INPUT DATA

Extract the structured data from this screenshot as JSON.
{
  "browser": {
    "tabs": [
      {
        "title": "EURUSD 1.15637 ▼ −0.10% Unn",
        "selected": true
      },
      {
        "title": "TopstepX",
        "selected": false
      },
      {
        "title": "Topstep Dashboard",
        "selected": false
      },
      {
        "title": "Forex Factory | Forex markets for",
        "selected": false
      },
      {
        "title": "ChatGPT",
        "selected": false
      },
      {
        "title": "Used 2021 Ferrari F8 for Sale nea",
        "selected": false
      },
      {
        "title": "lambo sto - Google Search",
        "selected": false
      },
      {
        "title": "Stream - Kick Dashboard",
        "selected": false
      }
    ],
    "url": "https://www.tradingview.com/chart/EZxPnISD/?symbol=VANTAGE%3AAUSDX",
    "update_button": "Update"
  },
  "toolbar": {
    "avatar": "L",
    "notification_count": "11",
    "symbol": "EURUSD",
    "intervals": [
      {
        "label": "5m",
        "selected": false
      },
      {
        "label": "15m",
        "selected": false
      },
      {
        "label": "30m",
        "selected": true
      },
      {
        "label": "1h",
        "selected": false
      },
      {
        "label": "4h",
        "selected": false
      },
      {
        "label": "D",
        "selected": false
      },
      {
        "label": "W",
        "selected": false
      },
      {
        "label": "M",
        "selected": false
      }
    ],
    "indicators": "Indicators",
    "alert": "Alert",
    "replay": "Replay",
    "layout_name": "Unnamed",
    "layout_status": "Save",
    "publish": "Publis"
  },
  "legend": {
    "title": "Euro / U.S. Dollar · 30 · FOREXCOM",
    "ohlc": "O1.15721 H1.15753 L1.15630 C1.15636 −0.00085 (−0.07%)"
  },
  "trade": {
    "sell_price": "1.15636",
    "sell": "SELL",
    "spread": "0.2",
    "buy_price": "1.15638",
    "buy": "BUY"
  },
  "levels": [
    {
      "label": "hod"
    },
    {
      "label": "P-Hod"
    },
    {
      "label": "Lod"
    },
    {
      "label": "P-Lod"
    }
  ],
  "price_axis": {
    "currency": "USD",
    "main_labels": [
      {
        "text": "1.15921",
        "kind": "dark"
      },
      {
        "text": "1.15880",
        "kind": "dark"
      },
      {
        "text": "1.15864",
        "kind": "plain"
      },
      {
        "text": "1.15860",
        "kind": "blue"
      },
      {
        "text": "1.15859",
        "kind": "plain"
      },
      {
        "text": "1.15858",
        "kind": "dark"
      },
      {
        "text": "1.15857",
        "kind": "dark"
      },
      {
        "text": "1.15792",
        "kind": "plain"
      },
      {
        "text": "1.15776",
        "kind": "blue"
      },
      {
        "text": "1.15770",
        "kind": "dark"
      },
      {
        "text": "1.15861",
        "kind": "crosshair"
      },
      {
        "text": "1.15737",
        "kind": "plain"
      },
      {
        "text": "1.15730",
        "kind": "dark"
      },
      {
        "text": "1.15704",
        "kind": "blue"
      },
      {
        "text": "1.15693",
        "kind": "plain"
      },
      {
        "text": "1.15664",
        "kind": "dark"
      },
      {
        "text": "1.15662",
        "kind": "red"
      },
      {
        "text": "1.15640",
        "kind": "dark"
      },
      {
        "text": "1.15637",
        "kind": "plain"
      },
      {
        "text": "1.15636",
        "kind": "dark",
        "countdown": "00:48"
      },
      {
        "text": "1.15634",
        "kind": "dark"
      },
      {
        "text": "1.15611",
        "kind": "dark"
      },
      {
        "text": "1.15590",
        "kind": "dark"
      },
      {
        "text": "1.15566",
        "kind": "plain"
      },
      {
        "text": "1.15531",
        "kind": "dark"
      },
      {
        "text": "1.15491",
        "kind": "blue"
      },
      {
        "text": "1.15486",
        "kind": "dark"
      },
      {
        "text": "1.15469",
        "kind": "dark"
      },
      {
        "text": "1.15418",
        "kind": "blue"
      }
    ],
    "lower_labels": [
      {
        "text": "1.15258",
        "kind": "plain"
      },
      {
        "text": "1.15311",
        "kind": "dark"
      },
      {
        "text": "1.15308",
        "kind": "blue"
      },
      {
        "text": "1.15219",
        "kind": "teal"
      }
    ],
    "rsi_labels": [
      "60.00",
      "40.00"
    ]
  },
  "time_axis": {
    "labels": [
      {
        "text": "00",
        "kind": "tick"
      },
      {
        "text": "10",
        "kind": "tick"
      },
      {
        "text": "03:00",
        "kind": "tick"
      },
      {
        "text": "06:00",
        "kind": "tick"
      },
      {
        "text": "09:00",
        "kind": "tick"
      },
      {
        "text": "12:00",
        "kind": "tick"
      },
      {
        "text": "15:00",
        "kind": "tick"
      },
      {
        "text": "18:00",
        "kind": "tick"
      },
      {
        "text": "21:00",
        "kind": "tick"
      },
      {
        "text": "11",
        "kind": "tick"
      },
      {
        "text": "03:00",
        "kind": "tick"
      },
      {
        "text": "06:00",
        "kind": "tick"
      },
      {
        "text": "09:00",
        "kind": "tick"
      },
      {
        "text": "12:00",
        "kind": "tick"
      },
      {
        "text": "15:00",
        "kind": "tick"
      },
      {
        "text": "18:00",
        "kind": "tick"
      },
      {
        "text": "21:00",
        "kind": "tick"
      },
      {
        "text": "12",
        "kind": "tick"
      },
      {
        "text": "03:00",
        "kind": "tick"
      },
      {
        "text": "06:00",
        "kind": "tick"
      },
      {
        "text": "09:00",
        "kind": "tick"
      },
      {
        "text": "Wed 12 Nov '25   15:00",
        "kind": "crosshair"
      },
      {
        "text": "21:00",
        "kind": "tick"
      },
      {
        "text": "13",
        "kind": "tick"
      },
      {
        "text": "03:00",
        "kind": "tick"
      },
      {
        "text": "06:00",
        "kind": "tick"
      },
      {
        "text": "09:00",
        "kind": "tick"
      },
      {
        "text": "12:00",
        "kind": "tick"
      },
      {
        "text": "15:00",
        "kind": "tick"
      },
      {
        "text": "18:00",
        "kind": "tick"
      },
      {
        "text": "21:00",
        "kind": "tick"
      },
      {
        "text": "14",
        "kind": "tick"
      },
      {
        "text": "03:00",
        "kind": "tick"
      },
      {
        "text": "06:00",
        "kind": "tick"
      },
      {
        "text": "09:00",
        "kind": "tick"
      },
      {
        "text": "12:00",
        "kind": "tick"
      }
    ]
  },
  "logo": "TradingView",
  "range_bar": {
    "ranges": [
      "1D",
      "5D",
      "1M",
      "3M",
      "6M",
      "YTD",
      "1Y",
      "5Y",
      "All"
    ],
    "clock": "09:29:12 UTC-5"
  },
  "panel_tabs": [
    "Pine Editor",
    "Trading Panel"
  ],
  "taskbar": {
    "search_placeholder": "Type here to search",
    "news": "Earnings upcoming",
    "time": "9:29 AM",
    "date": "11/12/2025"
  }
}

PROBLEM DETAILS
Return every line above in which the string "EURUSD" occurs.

YOUR RESPONSE
        "title": "EURUSD 1.15637 ▼ −0.10% Unn",
    "symbol": "EURUSD",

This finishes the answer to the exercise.